    Reply 6 years ago on Introduction

    Thanks for the simple recipe. But I have a problem, you see I live in Finland and we don't have much of a chili culture. Where can I use this instead of just sticking my spoon in it and eating all at once? On spaghetti, inside hot dog sandwiches is all I can think of. Any other creative Texan ways?


    Reply 6 years ago on Introduction

    A traditional way to eat chili here in Texas is Frito Pie. You put Fritos in a bowl and cover with chili and grated cheese. It is wonderful!


    8 years ago on Introduction

    Fritos and cheddar cheese is my style with some sour cream (I'm from California) and scallion onion pieces.

    And for reasons unknown to us non-native Texans, that name is pronounced PERD uh NAL us after the river.  As if you were saying Perd 'n Alice.  It is not pronounced like it is spelled. 

    3 replies

    Reply 8 years ago on Introduction

    I'm with you on the onions.
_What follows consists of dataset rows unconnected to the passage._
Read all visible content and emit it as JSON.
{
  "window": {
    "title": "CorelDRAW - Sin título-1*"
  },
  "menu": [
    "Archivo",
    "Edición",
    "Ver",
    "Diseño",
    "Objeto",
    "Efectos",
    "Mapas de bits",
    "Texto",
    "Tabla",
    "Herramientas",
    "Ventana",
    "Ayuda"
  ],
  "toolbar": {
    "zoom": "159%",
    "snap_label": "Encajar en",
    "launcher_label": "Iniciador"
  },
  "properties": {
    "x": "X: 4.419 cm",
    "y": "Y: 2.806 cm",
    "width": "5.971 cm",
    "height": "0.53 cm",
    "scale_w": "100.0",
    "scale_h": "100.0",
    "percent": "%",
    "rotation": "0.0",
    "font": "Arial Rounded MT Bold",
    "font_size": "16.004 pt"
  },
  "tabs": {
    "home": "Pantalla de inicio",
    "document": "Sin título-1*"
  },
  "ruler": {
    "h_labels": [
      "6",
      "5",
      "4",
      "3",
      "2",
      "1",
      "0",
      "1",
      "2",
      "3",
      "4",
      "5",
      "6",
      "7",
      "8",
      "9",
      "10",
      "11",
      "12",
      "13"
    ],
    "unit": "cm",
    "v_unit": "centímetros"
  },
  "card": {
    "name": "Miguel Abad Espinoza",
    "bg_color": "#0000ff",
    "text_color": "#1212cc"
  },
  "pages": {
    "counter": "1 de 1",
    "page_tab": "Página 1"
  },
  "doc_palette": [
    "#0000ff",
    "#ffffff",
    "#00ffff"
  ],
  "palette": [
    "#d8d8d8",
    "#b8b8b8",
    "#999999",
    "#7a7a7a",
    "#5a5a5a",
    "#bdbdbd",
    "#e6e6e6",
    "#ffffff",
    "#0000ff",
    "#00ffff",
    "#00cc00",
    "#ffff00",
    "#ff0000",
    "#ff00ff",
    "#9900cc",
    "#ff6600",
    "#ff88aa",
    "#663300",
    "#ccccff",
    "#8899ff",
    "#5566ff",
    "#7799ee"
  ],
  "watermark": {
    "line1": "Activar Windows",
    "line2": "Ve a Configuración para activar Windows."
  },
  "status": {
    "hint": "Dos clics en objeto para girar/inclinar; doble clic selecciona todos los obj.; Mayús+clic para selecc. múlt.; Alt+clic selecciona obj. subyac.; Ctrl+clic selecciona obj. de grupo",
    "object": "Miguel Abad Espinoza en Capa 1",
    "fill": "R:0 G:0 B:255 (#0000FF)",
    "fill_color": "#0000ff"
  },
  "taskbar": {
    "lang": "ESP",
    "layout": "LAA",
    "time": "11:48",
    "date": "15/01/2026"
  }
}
My kids like sour cream in theirs to temper the heat a bit. They also like rice in theirs, which appears to be an East Texas/Louisiana practice. I just take mine straight up.


    Reply 8 years ago on Introduction

    And of course I forgot to say what I started to say! That recipe looks fantastic and I'm going to give it a try ASAP.


    Reply 8 years ago on Introduction

    Just about all of the chili contests don't allow the use of beans or other "fillers" so I stay away from them. But I love some good chipotle pinto beans on the side.

    I often freeze it in quart size freezer bags. I almost think it tastes better after a long sit in the deep freeze.